There is a partnership return that shows the profit and loss account of the partnership and any adjustments made for tax, including the capital allowances. This shows the profit shares allocated to each partner on the Partnership Statement. Each partner then also completes a return on his own behalf showing the share of partnership profits corresponding to the partnership return.
This is why this is quite often a difficult area to tackle on one’s own without professional guidance.

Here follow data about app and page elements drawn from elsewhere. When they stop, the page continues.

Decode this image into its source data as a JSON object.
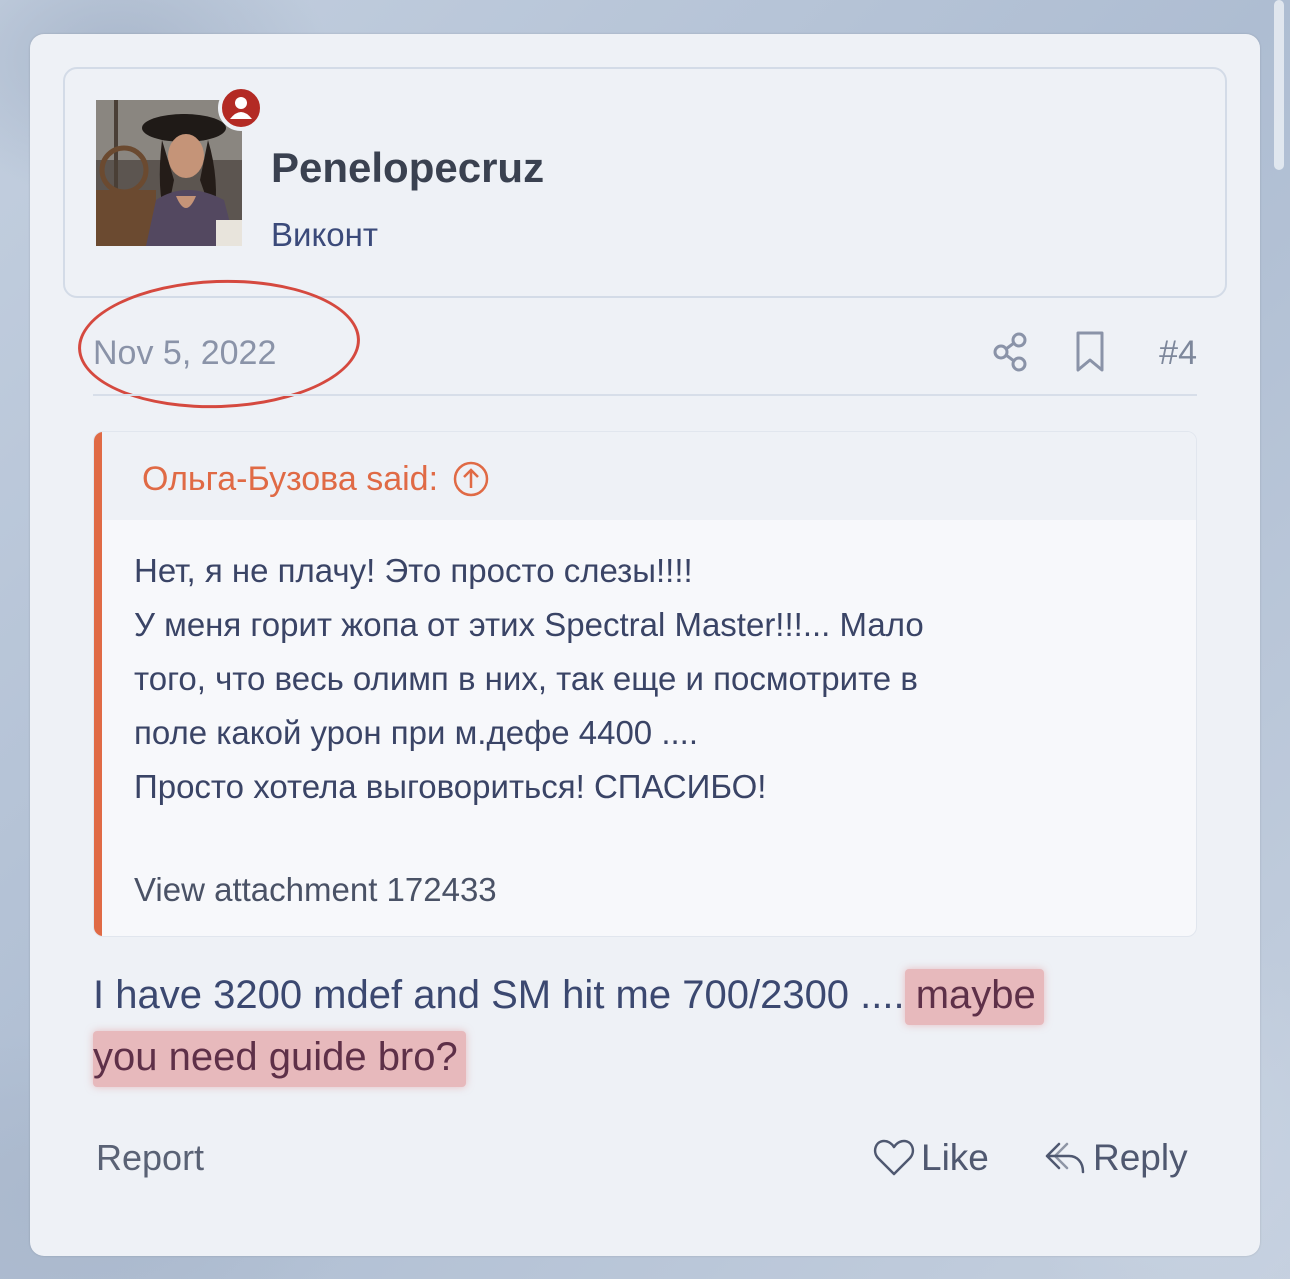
{
  "post": {
    "author": {
      "username": "Penelopecruz",
      "title": "Виконт",
      "avatar_alt": "avatar-photo",
      "badge_color": "#b32a24"
    },
    "date": "Nov 5, 2022",
    "post_number": "#4",
    "quote": {
      "author_line": "Ольга-Бузова said:",
      "lines": [
        "Нет, я не плачу! Это просто слезы!!!!",
        "У меня горит жопа от этих Spectral Master!!!... Мало",
        "того, что весь олимп в них, так еще и посмотрите в",
        "поле какой урон при м.дефе 4400 ....",
        "Просто хотела выговориться! СПАСИБО!"
      ],
      "attachment": "View attachment 172433",
      "accent_color": "#e06a45"
    },
    "message": {
      "plain": "I have 3200 mdef and SM hit me 700/2300 ....",
      "highlighted_1": " maybe",
      "highlighted_2": "you need guide bro?"
    },
    "actions": {
      "report": "Report",
      "like": "Like",
      "reply": "Reply"
    }
  },
  "annotation_color": "#d5493f",
  "highlight_color": "#e28a8c"
}
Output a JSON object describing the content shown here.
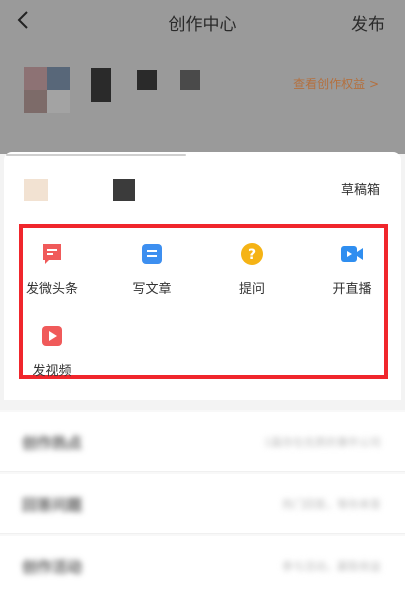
{
  "header": {
    "title": "创作中心",
    "publish_label": "发布"
  },
  "profile": {
    "rights_link": "查看创作权益 >"
  },
  "sheet": {
    "drafts_label": "草稿箱",
    "actions": [
      {
        "label": "发微头条",
        "icon": "micro-post-icon",
        "color": "#f05a5a"
      },
      {
        "label": "写文章",
        "icon": "article-icon",
        "color": "#3d8ff0"
      },
      {
        "label": "提问",
        "icon": "question-icon",
        "color": "#f5b315"
      },
      {
        "label": "开直播",
        "icon": "live-stream-icon",
        "color": "#2f8ef0"
      },
      {
        "label": "发视频",
        "icon": "video-icon",
        "color": "#f05a5a"
      }
    ]
  },
  "list": {
    "rows": [
      {
        "title": "创作热点",
        "subtitle": "1篇存在优质的事件公司"
      },
      {
        "title": "回答问题",
        "subtitle": "热门回答，等你来答"
      },
      {
        "title": "创作活动",
        "subtitle": "参与活动，赢取收益"
      }
    ]
  },
  "colors": {
    "highlight": "#f0262c",
    "link": "#b4703e"
  }
}
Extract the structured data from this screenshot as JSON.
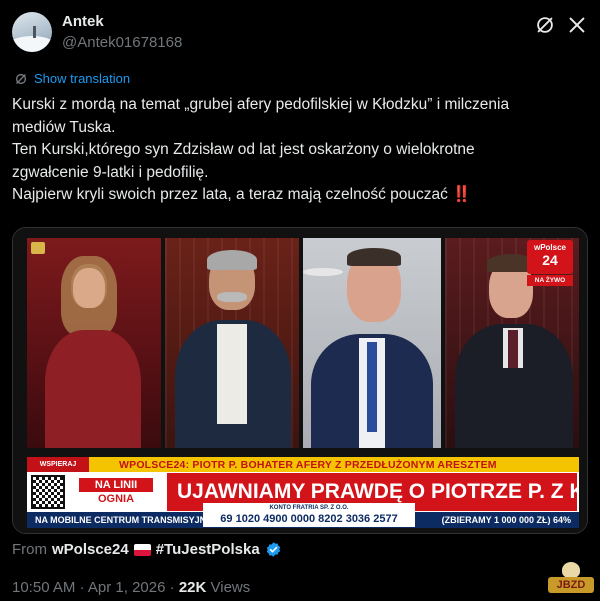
{
  "author": {
    "display_name": "Antek",
    "handle": "@Antek01678168"
  },
  "header": {
    "grok_icon": "grok-slash-circle-icon",
    "more_icon": "close-x-icon"
  },
  "translation": {
    "label": "Show translation"
  },
  "tweet": {
    "lines": [
      "Kurski z mordą na temat „grubej afery pedofilskiej w Kłodzku” i milczenia",
      "mediów Tuska.",
      "Ten Kurski,którego syn Zdzisław od lat jest oskarżony o wielokrotne",
      "zgwałcenie 9-latki i pedofilię.",
      "Najpierw kryli swoich przez lata, a teraz mają czelność pouczać"
    ],
    "emoji": "‼️"
  },
  "media": {
    "brand_line1": "wPolsce",
    "brand_line2": "24",
    "live": "NA ŻYWO",
    "support": "WSPIERAJ wPolsce24",
    "ticker_head": "WPOLSCE24: PIOTR P. BOHATER AFERY Z PRZEDŁUŻONYM ARESZTEM",
    "na_linii_1": "NA LINII",
    "na_linii_2": "OGNIA",
    "headline": "UJAWNIAMY PRAWDĘ O PIOTRZE P. Z KO",
    "mobile": "NA MOBILNE CENTRUM TRANSMISYJNE",
    "account_label": "KONTO FRATRIA SP. Z O.O.",
    "account_number": "69 1020 4900 0000 8202 3036 2577",
    "collect": "(ZBIERAMY 1 000 000 ZŁ) 64%"
  },
  "source": {
    "from": "From",
    "name": "wPolsce24",
    "hashtag": "#TuJestPolska"
  },
  "meta": {
    "time": "10:50 AM",
    "date": "Apr 1, 2026",
    "views_count": "22K",
    "views_label": "Views"
  },
  "watermark": {
    "text": "JBZD"
  },
  "colors": {
    "background": "#000000",
    "text": "#e7e9ea",
    "muted": "#71767b",
    "link": "#1d9bf0",
    "tv_red": "#d2141a",
    "tv_yellow": "#f4c400",
    "tv_navy": "#0d2b63"
  }
}
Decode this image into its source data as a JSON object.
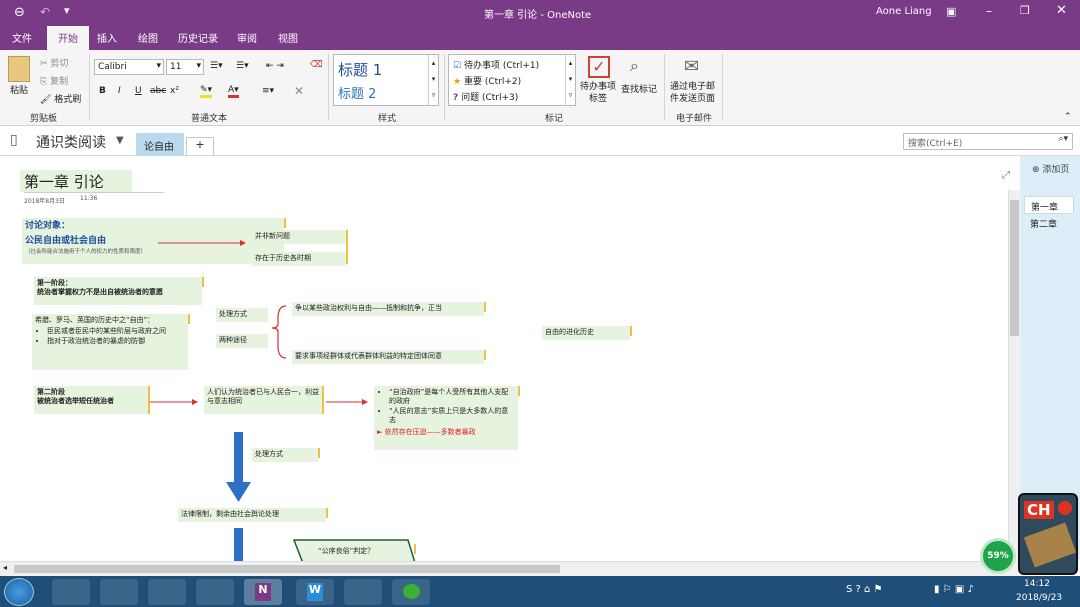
{
  "window": {
    "title": "第一章 引论 - OneNote",
    "user": "Aone Liang"
  },
  "ribbon_tabs": [
    {
      "label": "文件",
      "active": false
    },
    {
      "label": "开始",
      "active": true
    },
    {
      "label": "插入",
      "active": false
    },
    {
      "label": "绘图",
      "active": false
    },
    {
      "label": "历史记录",
      "active": false
    },
    {
      "label": "审阅",
      "active": false
    },
    {
      "label": "视图",
      "active": false
    }
  ],
  "ribbon": {
    "clipboard": {
      "paste": "粘贴",
      "cut": "剪切",
      "copy": "复制",
      "format_painter": "格式刷",
      "group": "剪贴板"
    },
    "font": {
      "name": "Calibri",
      "size": "11",
      "bold": "B",
      "italic": "I",
      "underline": "U",
      "strike": "abc",
      "superscript": "x²",
      "group": "普通文本"
    },
    "styles": {
      "h1": "标题 1",
      "h2": "标题 2",
      "group": "样式"
    },
    "tags": {
      "items": [
        "待办事项 (Ctrl+1)",
        "重要 (Ctrl+2)",
        "问题 (Ctrl+3)"
      ],
      "todo_tag": "待办事项\n标签",
      "find_tags": "查找标记",
      "group": "标记"
    },
    "email": {
      "label": "通过电子邮\n件发送页面",
      "group": "电子邮件"
    }
  },
  "notebook": {
    "name": "通识类阅读",
    "section": "论自由",
    "add_tab": "+",
    "search_placeholder": "搜索(Ctrl+E)"
  },
  "page": {
    "title": "第一章 引论",
    "date": "2018年8月3日",
    "time": "11:36"
  },
  "notes": {
    "topic_label": "讨论对象：",
    "topic": "公民自由或社会自由",
    "topic_sub": "（社会所能合法施用于个人的权力的性质和限度）",
    "new_issue": "并非新问题",
    "always": "存在于历史各时期",
    "stage1_title": "第一阶段：",
    "stage1_text": "统治者掌握权力不是出自被统治者的意愿",
    "history": "希腊、罗马、英国的历史中之“自由”：",
    "history_b1": "臣民或者臣民中的某些阶层与政府之间",
    "history_b2": "指对于政治统治者的暴虐的防御",
    "handling": "处理方式",
    "two_ways": "两种途径",
    "way1": "争以某些政治权利与自由——抵制和抗争，正当",
    "way2": "要求事项经群体或代表群体利益的特定团体同意",
    "evolution": "自由的进化历史",
    "stage2_title": "第二阶段",
    "stage2_text": "被统治者选举短任统治者",
    "stage2_mid": "人们认为统治者已与人民合一，利益与意志相同",
    "stage2_b1": "“自治政府”是每个人受所有其他人支配的政府",
    "stage2_b2": "“人民的意志”实质上只是大多数人的意志",
    "stage2_warn": "依然存在压迫——多数者暴政",
    "handling2": "处理方式",
    "law": "法律限制，剩余由社会舆论处理",
    "question": "“公序良俗”判定？"
  },
  "pages": {
    "add": "添加页",
    "items": [
      "第一章",
      "第二章"
    ]
  },
  "status": {
    "battery_percent": "59%",
    "time": "14:12",
    "date": "2018/9/23",
    "ime": "CH"
  },
  "colors": {
    "purple": "#7a3b86",
    "note_green": "#e5f3df",
    "arrow_red": "#d93030",
    "arrow_blue": "#2d6fc4",
    "warn_red": "#e02020"
  }
}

Moreover, structuring a conventional partnership or LLP requires detailed planning and structured legal agreements to guarantee that members’ legal rights and responsibilities are well-defined, as well as recognition of the tax repercussions and fiduciary responsibilities which are unlike those of employees.
Please call our experienced team for a detailed information.